“We are trying to encourage value with low ticket prices, and we have got to be commercially viable to ensure we are able to provide that. It’s not all about profit – we were asked to put the 103 on by customers and it has helped the network.
“We want to make Weston blossom and get away from being pushed around with the big boys trying to bully its way through and get some PR.
“The 103 needs protecting – turn the clock back to five or 10 years ago and services were being pulled left, right and centre. We don’t have Bristol to help pull us up financially. The timetables don’t work, either; with traffic and things you end up just following each other around. We have been out to see the timings.”
First’s regional managing director James Freeman rejected criticism over the accuracy of timetables as ‘generally untrue’, and told the Mercury running the two services at regular intervals had proven better for the public.

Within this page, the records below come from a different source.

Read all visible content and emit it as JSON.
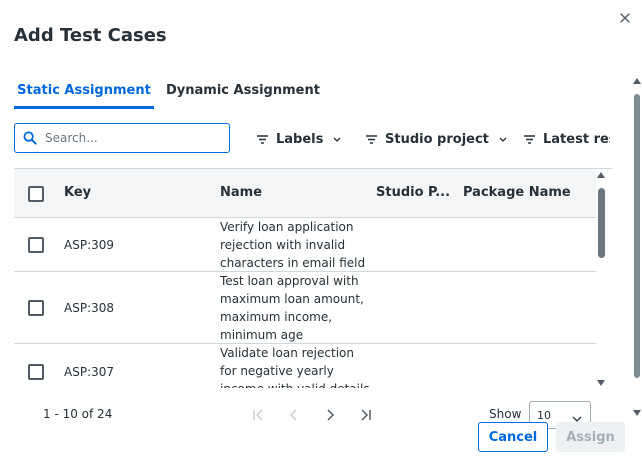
{
  "dialog": {
    "title": "Add Test Cases",
    "close_icon": "close-icon"
  },
  "tabs": [
    {
      "label": "Static Assignment",
      "active": true
    },
    {
      "label": "Dynamic Assignment",
      "active": false
    }
  ],
  "search": {
    "placeholder": "Search...",
    "value": "",
    "icon": "search-icon"
  },
  "filters": {
    "labels": "Labels",
    "studio_project": "Studio project",
    "latest_result": "Latest resu"
  },
  "table": {
    "headers": {
      "key": "Key",
      "name": "Name",
      "studio_project": "Studio P...",
      "package_name": "Package Name"
    },
    "rows": [
      {
        "key": "ASP:309",
        "name": "Verify loan application rejection with invalid characters in email field"
      },
      {
        "key": "ASP:308",
        "name": "Test loan approval with maximum loan amount, maximum income, minimum age"
      },
      {
        "key": "ASP:307",
        "name": "Validate loan rejection for negative yearly income with valid details"
      }
    ]
  },
  "pagination": {
    "range": "1 - 10 of 24",
    "show_label": "Show",
    "page_size": "10"
  },
  "footer": {
    "cancel_label": "Cancel",
    "assign_label": "Assign"
  },
  "colors": {
    "accent": "#0067df",
    "text": "#273139",
    "border": "#cfd8dd",
    "disabled_bg": "#eef1f3",
    "disabled_text": "#a4b1b8"
  }
}
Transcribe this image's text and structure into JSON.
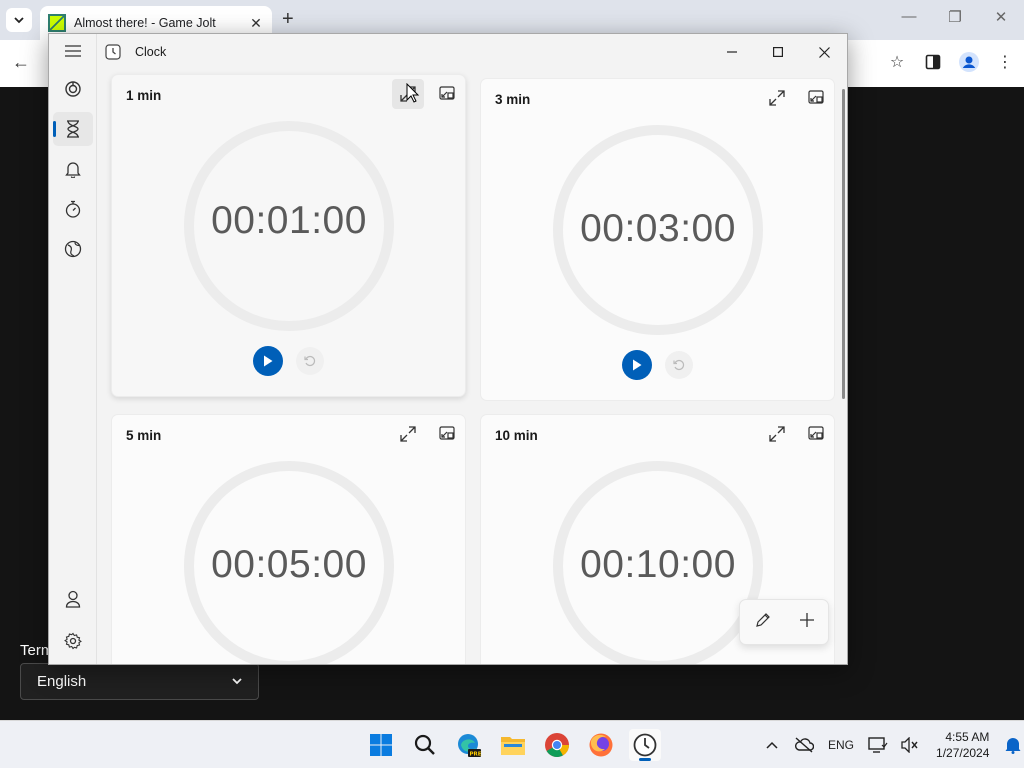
{
  "browser": {
    "tab_title": "Almost there! - Game Jolt",
    "terms_text": "Term",
    "language_selected": "English"
  },
  "clock_app": {
    "title": "Clock",
    "timers": [
      {
        "label": "1 min",
        "time": "00:01:00"
      },
      {
        "label": "3 min",
        "time": "00:03:00"
      },
      {
        "label": "5 min",
        "time": "00:05:00"
      },
      {
        "label": "10 min",
        "time": "00:10:00"
      }
    ],
    "nav_icons": [
      "focus-icon",
      "timer-icon",
      "alarm-icon",
      "stopwatch-icon",
      "world-clock-icon",
      "account-icon",
      "settings-icon"
    ]
  },
  "taskbar": {
    "language": "ENG",
    "time": "4:55 AM",
    "date": "1/27/2024"
  },
  "colors": {
    "accent": "#005fb8",
    "timer_text": "#5a5a5a",
    "ring": "#ececec"
  }
}
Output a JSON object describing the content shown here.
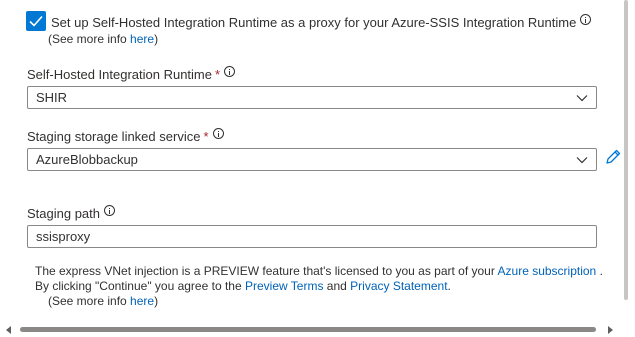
{
  "proxy": {
    "checked": true,
    "label": "Set up Self-Hosted Integration Runtime as a proxy for your Azure-SSIS Integration Runtime",
    "more_info_prefix": "(See more info ",
    "more_info_link": "here",
    "more_info_suffix": ")"
  },
  "shir_field": {
    "label": "Self-Hosted Integration Runtime",
    "required_mark": "*",
    "value": "SHIR"
  },
  "staging_linked_service": {
    "label": "Staging storage linked service",
    "required_mark": "*",
    "value": "AzureBlobbackup"
  },
  "staging_path": {
    "label": "Staging path",
    "value": "ssisproxy"
  },
  "notice": {
    "line1_text": "The express VNet injection is a PREVIEW feature that's licensed to you as part of your ",
    "line1_link": "Azure subscription",
    "line1_end": " .",
    "line2_prefix": "By clicking \"Continue\" you agree to the ",
    "line2_link1": "Preview Terms",
    "line2_and": " and ",
    "line2_link2": "Privacy Statement",
    "line2_end": ".",
    "more_info_prefix": "(See more info ",
    "more_info_link": "here",
    "more_info_suffix": ")"
  },
  "icons": {
    "checkbox": "checkmark-icon",
    "info": "info-icon",
    "dropdown": "chevron-down-icon",
    "edit": "pencil-icon"
  },
  "colors": {
    "accent": "#0078d4",
    "link": "#0062b8",
    "required": "#a4262c"
  }
}
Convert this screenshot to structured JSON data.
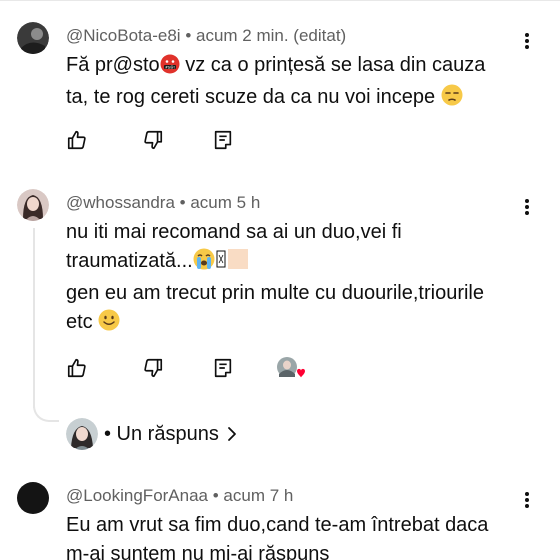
{
  "comments": [
    {
      "author": "@NicoBota-e8i",
      "time": "acum 2 min. (editat)",
      "text_a": "Fă pr@sto",
      "text_b": " vz ca o prințesă se lasa din cauza",
      "text_c": "ta, te rog cereti scuze da ca nu voi incepe ",
      "avatar_color": "#3a3a3a"
    },
    {
      "author": "@whossandra",
      "time": "acum 5 h",
      "line1": "nu iti mai recomand sa ai un duo,vei fi",
      "line2": "traumatizată...",
      "line3": "gen eu am trecut prin multe cu duourile,triourile",
      "line4": "etc ",
      "avatar_color": "#8a6f6f"
    },
    {
      "author": "@LookingForAnaa",
      "time": "acum 7 h",
      "line1": "Eu am vrut sa fim duo,cand te-am întrebat daca",
      "line2": "m-ai suntem nu mi-ai răspuns",
      "avatar_color": "#141414"
    }
  ],
  "meta_separator": " • ",
  "replies": {
    "label": "• Un răspuns"
  },
  "icons": {
    "like": "thumbs-up-icon",
    "dislike": "thumbs-down-icon",
    "reply": "reply-icon",
    "more": "more-vertical-icon",
    "heart": "creator-heart-icon",
    "chevron": "chevron-right-icon"
  },
  "colors": {
    "meta": "#606060",
    "text": "#0f0f0f",
    "heart": "#ff0033",
    "thread": "#e5e5e5"
  }
}
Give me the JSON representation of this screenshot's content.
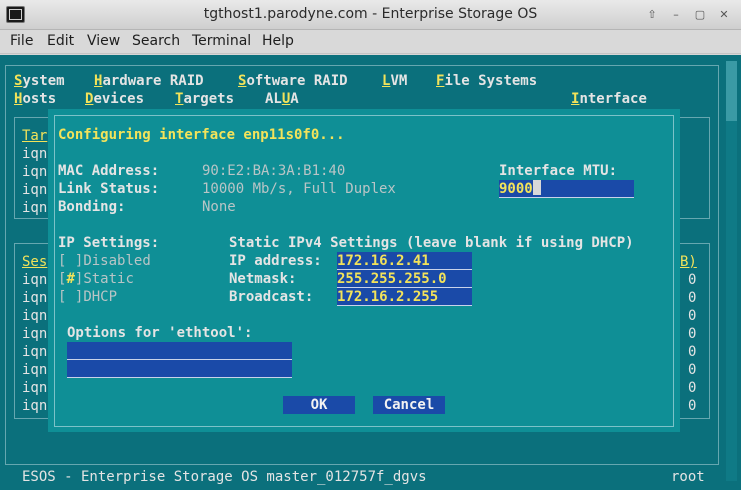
{
  "window": {
    "title": "tgthost1.parodyne.com - Enterprise Storage OS",
    "buttons": [
      "⇧",
      "–",
      "▢",
      "✕"
    ]
  },
  "menubar": {
    "items": [
      "File",
      "Edit",
      "View",
      "Search",
      "Terminal",
      "Help"
    ]
  },
  "app_menu": {
    "row1": [
      {
        "hotkey": "S",
        "rest": "ystem"
      },
      {
        "pre": "H",
        "hotkey": "a",
        "rest": "rdware RAID",
        "raw": "Hardware RAID"
      },
      {
        "pre": "S",
        "hotkey": "o",
        "rest": "ftware RAID"
      },
      {
        "hotkey": "L",
        "rest": "VM"
      },
      {
        "hotkey": "F",
        "rest": "ile Systems"
      }
    ],
    "row2": [
      {
        "hotkey": "H",
        "rest": "osts"
      },
      {
        "hotkey": "D",
        "rest": "evices"
      },
      {
        "hotkey": "T",
        "rest": "argets"
      },
      {
        "pre": "AL",
        "hotkey": "U",
        "rest": "A"
      },
      {
        "hotkey": "I",
        "rest": "nterface"
      }
    ]
  },
  "background": {
    "targets_header": "Tar",
    "targets_rows": [
      "iqn",
      "iqn",
      "iqn",
      "iqn"
    ],
    "sessions_header": "Ses",
    "sessions_header_right": "B)",
    "sessions_rows": [
      "iqn",
      "iqn",
      "iqn",
      "iqn",
      "iqn",
      "iqn",
      "iqn",
      "iqn"
    ],
    "sessions_right_values": [
      "0",
      "0",
      "0",
      "0",
      "0",
      "0",
      "0",
      "0"
    ]
  },
  "dialog": {
    "title": "Configuring interface enp11s0f0...",
    "mac_label": "MAC Address:",
    "mac_value": "90:E2:BA:3A:B1:40",
    "link_label": "Link Status:",
    "link_value": "10000 Mb/s, Full Duplex",
    "bonding_label": "Bonding:",
    "bonding_value": "None",
    "mtu_label": "Interface MTU:",
    "mtu_value": "9000",
    "ip_settings_label": "IP Settings:",
    "static_settings_label": "Static IPv4 Settings (leave blank if using DHCP)",
    "options": [
      {
        "mark": " ",
        "label": "Disabled"
      },
      {
        "mark": "#",
        "label": "Static"
      },
      {
        "mark": " ",
        "label": "DHCP"
      }
    ],
    "ip_label": "IP address:",
    "ip_value": "172.16.2.41",
    "netmask_label": "Netmask:",
    "netmask_value": "255.255.255.0",
    "broadcast_label": "Broadcast:",
    "broadcast_value": "172.16.2.255",
    "ethtool_label": "Options for 'ethtool':",
    "ethtool_value1": "",
    "ethtool_value2": "",
    "ok_label": "OK",
    "cancel_label": "Cancel"
  },
  "statusbar": {
    "left": "ESOS - Enterprise Storage OS master_012757f_dgvs",
    "right": "root"
  },
  "colors": {
    "terminal_bg": "#0b707c",
    "dialog_bg": "#0f8f96",
    "field_bg": "#1a4aa8",
    "hotkey": "#f3e35a"
  }
}
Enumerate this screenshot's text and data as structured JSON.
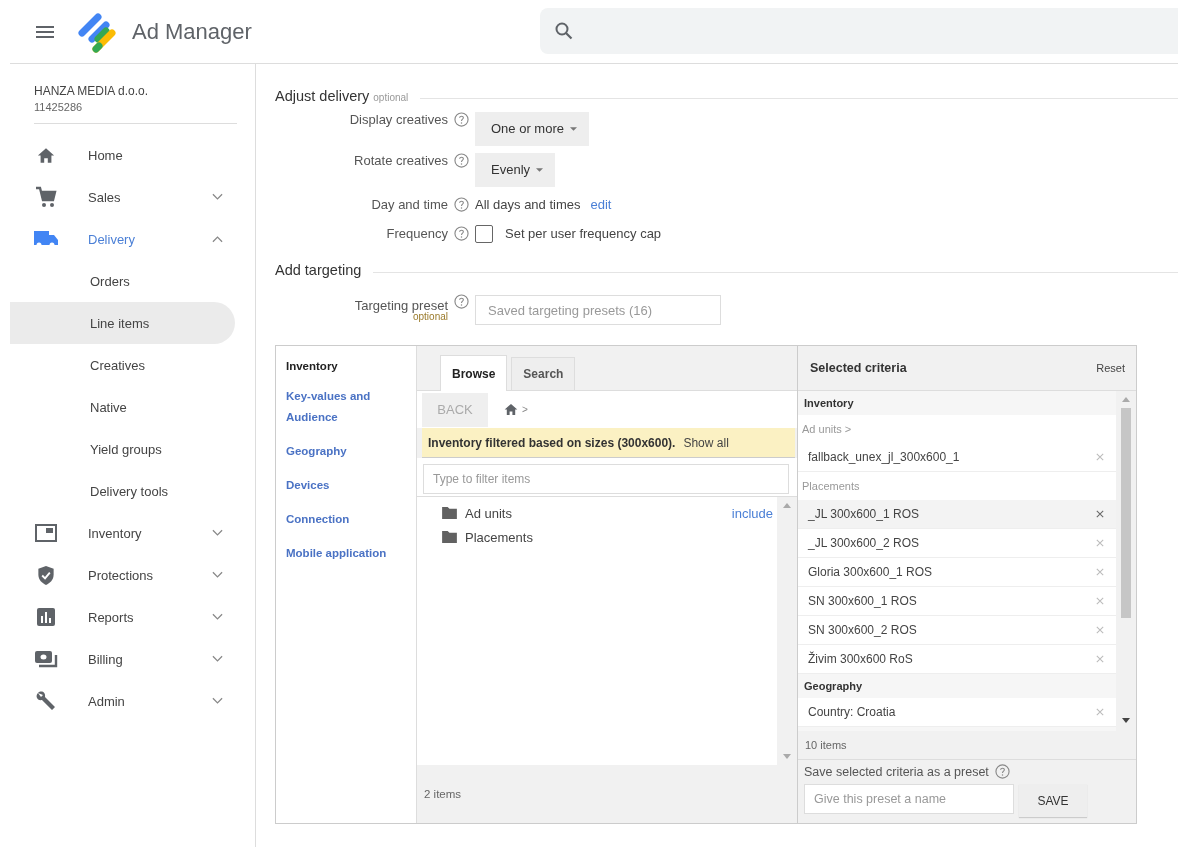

He said: “If there are going to be lots of buses, passengers want them to be regular. It gives people a much better service – for many months, the Crosville buses were just sat in front of our own. It boils down to whether the operator puts its interests ahead of customers.
“The effect was that there were two buses very close to each other and then a gap of nearly 20 minutes until the next little convoy.
“We have no problem with competition, but we challenge the managing director of Crosville not to change the times yet again but in the interests of bus users to respect the 10-minute frequency on this important route.
“This will win more users out of cars onto the buses, thereby freeing up more road-space and benefitting the environment.”
Mike Hewitson, head of policy from independent watchdog Transport Focus, added: “For many, bus services are a lifeline. Any service changes must put passengers’ needs first and those changes must be publicised widely.”